By Communications team
Public Health specialists have urged government to utilize its well-established decentralized systems to support intervention causes such as food relief distribution.
The researchers say to better tackle the food relief response exercise in future, government needs to deploy a multisectoral engagement, better planning, and a decentralized food distribution. Their recommendation is based on their analysis of the recent food distribution exercise in the urban groups in the central region (Kampala and neighboring Wakiso district) where scandals were reported and six senior OPM officials arrested over inflating COVID19 food Prices.
On the March 25, 2020 the National COVID-19 Response Team issued relief food distribution campaign following the country lockdown presidential directive as a result of COVID-19 pandemic.
The food relief was meant for small business operators who earn hand to mouth, the elderly, sickly, and lactating mothers; and were to receive food rations that included 6kg of maize flour per person, 3kg of beans per person, and salt (it was slated that lactating mothers and the sick were to receive 2kgs of powdered milk and 2kgs of sugar).
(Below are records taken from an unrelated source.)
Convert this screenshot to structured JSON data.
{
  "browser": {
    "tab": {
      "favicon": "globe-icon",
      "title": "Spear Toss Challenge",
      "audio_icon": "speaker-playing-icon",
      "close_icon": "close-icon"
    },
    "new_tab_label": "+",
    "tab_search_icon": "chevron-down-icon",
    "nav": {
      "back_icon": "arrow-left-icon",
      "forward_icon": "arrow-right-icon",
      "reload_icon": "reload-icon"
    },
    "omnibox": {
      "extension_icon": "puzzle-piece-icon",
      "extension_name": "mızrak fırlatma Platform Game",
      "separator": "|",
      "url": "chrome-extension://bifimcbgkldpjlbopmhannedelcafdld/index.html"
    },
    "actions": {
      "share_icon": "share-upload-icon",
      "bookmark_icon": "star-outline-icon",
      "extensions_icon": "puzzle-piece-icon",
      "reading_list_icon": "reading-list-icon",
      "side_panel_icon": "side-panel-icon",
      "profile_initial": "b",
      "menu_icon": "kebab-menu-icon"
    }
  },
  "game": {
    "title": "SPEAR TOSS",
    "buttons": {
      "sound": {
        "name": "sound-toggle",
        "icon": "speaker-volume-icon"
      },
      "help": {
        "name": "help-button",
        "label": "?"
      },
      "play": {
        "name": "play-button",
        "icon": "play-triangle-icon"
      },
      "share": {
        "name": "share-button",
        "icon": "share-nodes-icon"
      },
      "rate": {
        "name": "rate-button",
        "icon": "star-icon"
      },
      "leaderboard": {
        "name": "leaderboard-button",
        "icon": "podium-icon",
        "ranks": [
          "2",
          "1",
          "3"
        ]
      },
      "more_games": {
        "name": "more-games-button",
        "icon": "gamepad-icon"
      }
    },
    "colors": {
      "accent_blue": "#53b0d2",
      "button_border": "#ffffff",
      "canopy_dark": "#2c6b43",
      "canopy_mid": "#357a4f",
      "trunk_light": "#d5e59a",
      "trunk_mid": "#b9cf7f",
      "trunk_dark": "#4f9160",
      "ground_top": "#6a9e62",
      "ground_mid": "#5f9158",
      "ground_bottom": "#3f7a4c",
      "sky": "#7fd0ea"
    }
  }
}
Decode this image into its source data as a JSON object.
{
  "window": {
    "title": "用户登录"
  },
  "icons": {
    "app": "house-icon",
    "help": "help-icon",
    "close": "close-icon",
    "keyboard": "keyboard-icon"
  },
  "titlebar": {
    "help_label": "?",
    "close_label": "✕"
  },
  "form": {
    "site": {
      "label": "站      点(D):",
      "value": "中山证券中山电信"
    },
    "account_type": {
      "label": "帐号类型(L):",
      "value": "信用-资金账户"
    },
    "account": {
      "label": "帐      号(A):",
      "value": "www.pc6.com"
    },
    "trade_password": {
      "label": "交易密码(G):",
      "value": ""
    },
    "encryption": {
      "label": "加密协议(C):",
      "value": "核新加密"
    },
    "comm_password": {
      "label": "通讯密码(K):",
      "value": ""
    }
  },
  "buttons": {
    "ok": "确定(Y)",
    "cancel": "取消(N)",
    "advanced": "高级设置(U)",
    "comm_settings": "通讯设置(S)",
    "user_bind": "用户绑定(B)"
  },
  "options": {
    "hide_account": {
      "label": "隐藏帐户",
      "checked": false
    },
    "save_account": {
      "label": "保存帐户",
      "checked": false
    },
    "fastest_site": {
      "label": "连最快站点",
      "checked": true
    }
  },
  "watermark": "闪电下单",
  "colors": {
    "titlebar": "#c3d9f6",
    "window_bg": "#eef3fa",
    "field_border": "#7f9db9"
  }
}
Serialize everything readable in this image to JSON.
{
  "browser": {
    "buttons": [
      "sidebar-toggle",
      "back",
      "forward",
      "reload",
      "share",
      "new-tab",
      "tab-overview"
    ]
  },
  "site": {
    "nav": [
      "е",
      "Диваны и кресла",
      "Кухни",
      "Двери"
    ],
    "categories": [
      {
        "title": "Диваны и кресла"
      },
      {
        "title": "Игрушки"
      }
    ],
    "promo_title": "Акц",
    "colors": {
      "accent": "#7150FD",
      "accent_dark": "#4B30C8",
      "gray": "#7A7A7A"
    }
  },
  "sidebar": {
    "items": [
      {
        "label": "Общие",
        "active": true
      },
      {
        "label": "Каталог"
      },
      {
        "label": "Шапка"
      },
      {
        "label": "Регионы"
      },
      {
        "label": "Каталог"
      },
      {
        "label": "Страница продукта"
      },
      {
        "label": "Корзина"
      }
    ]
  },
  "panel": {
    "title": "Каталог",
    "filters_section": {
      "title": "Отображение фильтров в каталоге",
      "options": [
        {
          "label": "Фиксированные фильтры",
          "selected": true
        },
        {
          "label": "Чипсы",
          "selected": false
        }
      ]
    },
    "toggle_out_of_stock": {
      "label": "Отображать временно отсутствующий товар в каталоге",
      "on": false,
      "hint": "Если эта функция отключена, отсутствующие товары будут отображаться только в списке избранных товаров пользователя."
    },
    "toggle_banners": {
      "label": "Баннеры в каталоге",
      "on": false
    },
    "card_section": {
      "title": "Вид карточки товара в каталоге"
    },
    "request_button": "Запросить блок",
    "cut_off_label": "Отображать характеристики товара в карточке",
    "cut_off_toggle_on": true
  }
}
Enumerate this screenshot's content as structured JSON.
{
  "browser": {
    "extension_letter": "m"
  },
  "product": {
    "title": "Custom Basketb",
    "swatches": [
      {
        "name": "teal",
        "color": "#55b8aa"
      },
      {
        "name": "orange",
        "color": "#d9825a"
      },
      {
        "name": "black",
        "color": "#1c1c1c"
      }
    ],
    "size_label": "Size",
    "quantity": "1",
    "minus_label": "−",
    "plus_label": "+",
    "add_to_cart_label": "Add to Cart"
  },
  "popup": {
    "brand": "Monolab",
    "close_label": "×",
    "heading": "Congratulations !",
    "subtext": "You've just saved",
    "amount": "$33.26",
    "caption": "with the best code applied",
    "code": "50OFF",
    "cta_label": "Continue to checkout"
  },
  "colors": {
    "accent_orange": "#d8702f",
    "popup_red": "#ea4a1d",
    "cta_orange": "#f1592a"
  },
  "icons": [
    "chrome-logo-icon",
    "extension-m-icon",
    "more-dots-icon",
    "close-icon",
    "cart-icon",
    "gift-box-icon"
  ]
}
Other districts of Uganda were scheduled to be reached depending on the resources mobilised during the response campaign. As a measure to cab the spread of the virus, security forces were given the responsibility to undertake the household-based food distribution exercise. It was designated to be house to house, door to door, as a measure to avoid crowding and to maintain social distancing
Concerned about the plight of food relief, the researchers set out to understand relief food distribution patterns and map lessons for Uganda.
Now, in a paper published in The Pan African Medical Journal titled; COVID-19 relief food distribution: impact and lessons for Uganda, the researchers say the recent food relief distribution exercise was marred with reports of delays in the distribution, poor quality supplies, arrests and continued restrictions, slow paced distribution among household, and a negative impact on the health care system.
Nathan Isabirye, a corresponding author from the Makerere University School of Public Health, says government could have handled this relief distribution better, had it utilized its already existing systems such as local council representatives and Village Health Teams (VHTs) during the food distribution planning process.
“Currently, the local council office bears an updated record of the welfare status of its community members at a village level, and the VHTs have the responsibility of mobilization of village members for community health activities. In that way, they are conversant of the settings where they operate and belong especially in slums and rural communities. Consultation of these systems during the design and implementation of relief food programs during similar epidemics is very key,” says Isabirye.
Adding that; “This can ease identification and making right estimations of households that are at a higher risk of becoming food insecure and the engagement of stakeholders. It also allows the security forces to remain with their role of provision of security during such emergencies.”
The study has established that majority of vulnerable households have not benefited from the food donation exercise, including many urban poor and rural dwellers scattered in different regions of Uganda.
With the unpredicted end to the lockdown as well as continued restrictions and muddle continue to suppress the relief food program and the livelihood of the low socio-economic class and as a result, government has continued to mobilize relief donations from stakeholders and urged individuals to make food donations to those at risk within the neighborhood.
But researchers say lack of clear guidelines on quality and the process of contribution have continued to play against the pooling of resources and distribution of donations.
The researchers have recommended that in future, involvement of the line ministries (Finance, agriculture, health, research institutions) through a multisectoral approach will enable effective planning of food distribution, price restrictions of food items and inspection at a national level.
They have also called for proper planning to utilise the COVID-19 disease spread model to estimate the speed and pattern, both geographically and overtime to design appropriate food distribution plans.
“It is important to plan as a country and rejuvenate the regional stock centers for food in silos countrywide to avoid depending on donations during a nationwide emergency,” says researchers.
They contend that a clear standard operating procedures and measures should be communicated to guide the entire process during a food relief response to a countrywide emergency such as this.
They also recommend the use of mobile cash transfers to the food insecure urban and local residents during pandemics such as COVID-19 as one of the avenues
“This is a tool that can be fast, support local economies but also reduces the cost on middlemen and related corruption,” argue researchers.
The paper was co-authored with Mr. Benon Musasizi from the Department of Human Nutrition at Kyambogo University